Krejci thrives in Julien's line change

BOSTON -- Bruins coach Claude Julien knows the importance of David Krejci to his team's offense. But after watching Krejci score just twice and have no assists in the month of February, Julien knew the time had come to do whatever it takes to get Krejci going.

That meant breaking up his most successful line of Brad Marchand, Patrice Bergeron and Tyler Seguin, and putting Seguin on a line with Krejci and Milan Lucic. The move paid off Thursday as Krejci scored the overtime winner to complete a hat trick and help his team beat the New Jersey Devils for a dramatic 4-3 win. Seguin had a goal and an assist with his new linemates, and Lucic had two helpers.

"It was one of those situations where we haven't scored much, and somewhere along the way, you want to try to find a spark," Julien said when asked if it was hard to take Seguin away from Bergeron and Marchand. "I thought that would be a good one. ... Tyler hadn't scored in a while, so it was good to see him get on the board, and Dave went back to his position, so we had some great results from that line. They were good for us."

Julien said that Krejci's history of late-season/playoff success -- he posted 23 points in 25 playoff games during the Bruins' Stanley Cup run last season -- also served as motivating factor.

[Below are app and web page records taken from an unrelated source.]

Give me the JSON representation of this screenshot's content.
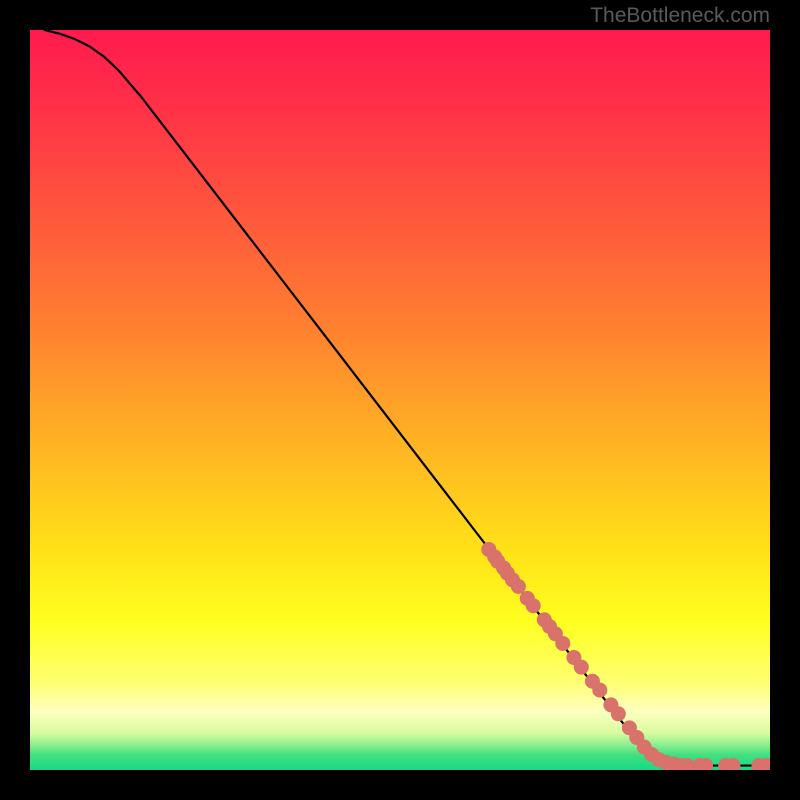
{
  "attribution": "TheBottleneck.com",
  "chart_data": {
    "type": "line",
    "title": "",
    "xlabel": "",
    "ylabel": "",
    "xlim": [
      0,
      100
    ],
    "ylim": [
      0,
      100
    ],
    "grid": false,
    "series": [
      {
        "name": "curve",
        "style": "line",
        "color": "#000000",
        "x": [
          2,
          4,
          6,
          8,
          10,
          12,
          15,
          20,
          25,
          30,
          35,
          40,
          45,
          50,
          55,
          60,
          65,
          70,
          75,
          80,
          82,
          84,
          85,
          87,
          90,
          93,
          95,
          97,
          100
        ],
        "y": [
          100,
          99.5,
          98.8,
          97.8,
          96.4,
          94.5,
          91,
          84.5,
          78,
          71.5,
          65,
          58.5,
          52,
          45.5,
          39,
          32.5,
          26,
          19.5,
          13,
          6.5,
          4,
          1.8,
          1,
          0.6,
          0.6,
          0.6,
          0.6,
          0.6,
          0.6
        ]
      },
      {
        "name": "highlighted-points",
        "style": "scatter",
        "color": "#d8726a",
        "x": [
          62,
          62.8,
          63.2,
          64,
          64.5,
          65.2,
          66,
          67.2,
          68,
          69.5,
          70.2,
          71,
          72,
          73.5,
          74.5,
          76,
          77,
          78.5,
          79.5,
          81,
          82,
          83,
          84,
          85,
          86,
          87,
          88,
          88.8,
          90.5,
          91.3,
          94,
          95,
          98.5,
          99.5
        ],
        "y": [
          29.8,
          28.8,
          28.2,
          27.3,
          26.6,
          25.7,
          24.8,
          23.2,
          22.2,
          20.3,
          19.4,
          18.4,
          17.1,
          15.2,
          13.9,
          12,
          10.8,
          8.8,
          7.6,
          5.7,
          4.4,
          3.1,
          2.1,
          1.4,
          1,
          0.8,
          0.6,
          0.6,
          0.6,
          0.6,
          0.6,
          0.6,
          0.6,
          0.6
        ]
      }
    ],
    "background_gradient": {
      "type": "vertical",
      "stops": [
        {
          "pos": 0.0,
          "color": "#ff1a4e"
        },
        {
          "pos": 0.1,
          "color": "#ff3048"
        },
        {
          "pos": 0.2,
          "color": "#ff4a40"
        },
        {
          "pos": 0.3,
          "color": "#ff6438"
        },
        {
          "pos": 0.4,
          "color": "#ff8030"
        },
        {
          "pos": 0.5,
          "color": "#ffa028"
        },
        {
          "pos": 0.6,
          "color": "#ffc020"
        },
        {
          "pos": 0.7,
          "color": "#ffe018"
        },
        {
          "pos": 0.8,
          "color": "#ffff20"
        },
        {
          "pos": 0.88,
          "color": "#ffff70"
        },
        {
          "pos": 0.92,
          "color": "#ffffc0"
        },
        {
          "pos": 0.95,
          "color": "#d8fca0"
        },
        {
          "pos": 0.965,
          "color": "#90f090"
        },
        {
          "pos": 0.98,
          "color": "#40e080"
        },
        {
          "pos": 1.0,
          "color": "#18d888"
        }
      ]
    }
  }
}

"He likes to thrive on big occasions, and there's no doubt that every playoff that he's played in, he's been a good player, and every year, at the end of the year, he's always been a good player," Julien said. "What I remember the most is my first year here [2007-08], and he was a rookie, and we lost Patrice and then [Marc] Savard with a broken back, and he came in and just took over, and that was the last month, when we were fighting for a playoff spot. He's known for those kind of finishes, and, again, he's starting to show us that he's ready to do it again."

Prior to Thursday's game, Krejci sat in his dressing room stall, smiling and talking hockey, seeming much more relaxed than the frustrated center he was on and off the ice for the last month.

"I'm feeling good," he told ESPNBoston.com. "What did you think of the trade deadline?"

Krejci went on to discuss how he felt bad for Edmonton Oilers winger Ales Hemsky, his fellow countryman who signed a highly criticized two-year, $10 million contract last week.

"It's tough, you know, when people don't see you doing the little things and just look at points," Krejci said. "I know him and he's a leader there and he does a lot people maybe don't notice. I know what it's like. It's frustrating."

Well, while many -- including this scribe -- questioned Krejci's compete level and even suggested Krejci could be trade bait leading into the deadline, Julien saw Krejci doing those little things and getting better and wasn't about to give up on the player who has become Mr. Clutch at this time of the season.

"He looks more comfortable right now," Julien said. "As I've often said, he puts a lot of pressure on himself. He's probably his worst enemy when things aren't going well, and because of that, it doesn't help him in the long run. You try and take some of that pressure off and say, 'Listen, you've just got to go out there and play.' So, when he feels good about his game, you see a big difference, and that's what we've seen here tonight. He's a player that we rely on a lot. We feel that he's one of our top players, and when he produces the way he did tonight, there's no doubt our team is much better."

Krejci is thankful for his coach's faith and credited him for the bold lineup move.

"He's had me for a long time so he knows how to work with me," Krejci said of Julien. "The core of the team has been here for a long time and he knows us pretty well. He can sense it if we'll play well together and he tried it tonight and it worked. Hopefully we can keep it going and the next line chips in too and we have something good here."

If the "Mr. Clutch" Krejci has arrived, the Bruins and their fans can thank Julien for finding him again.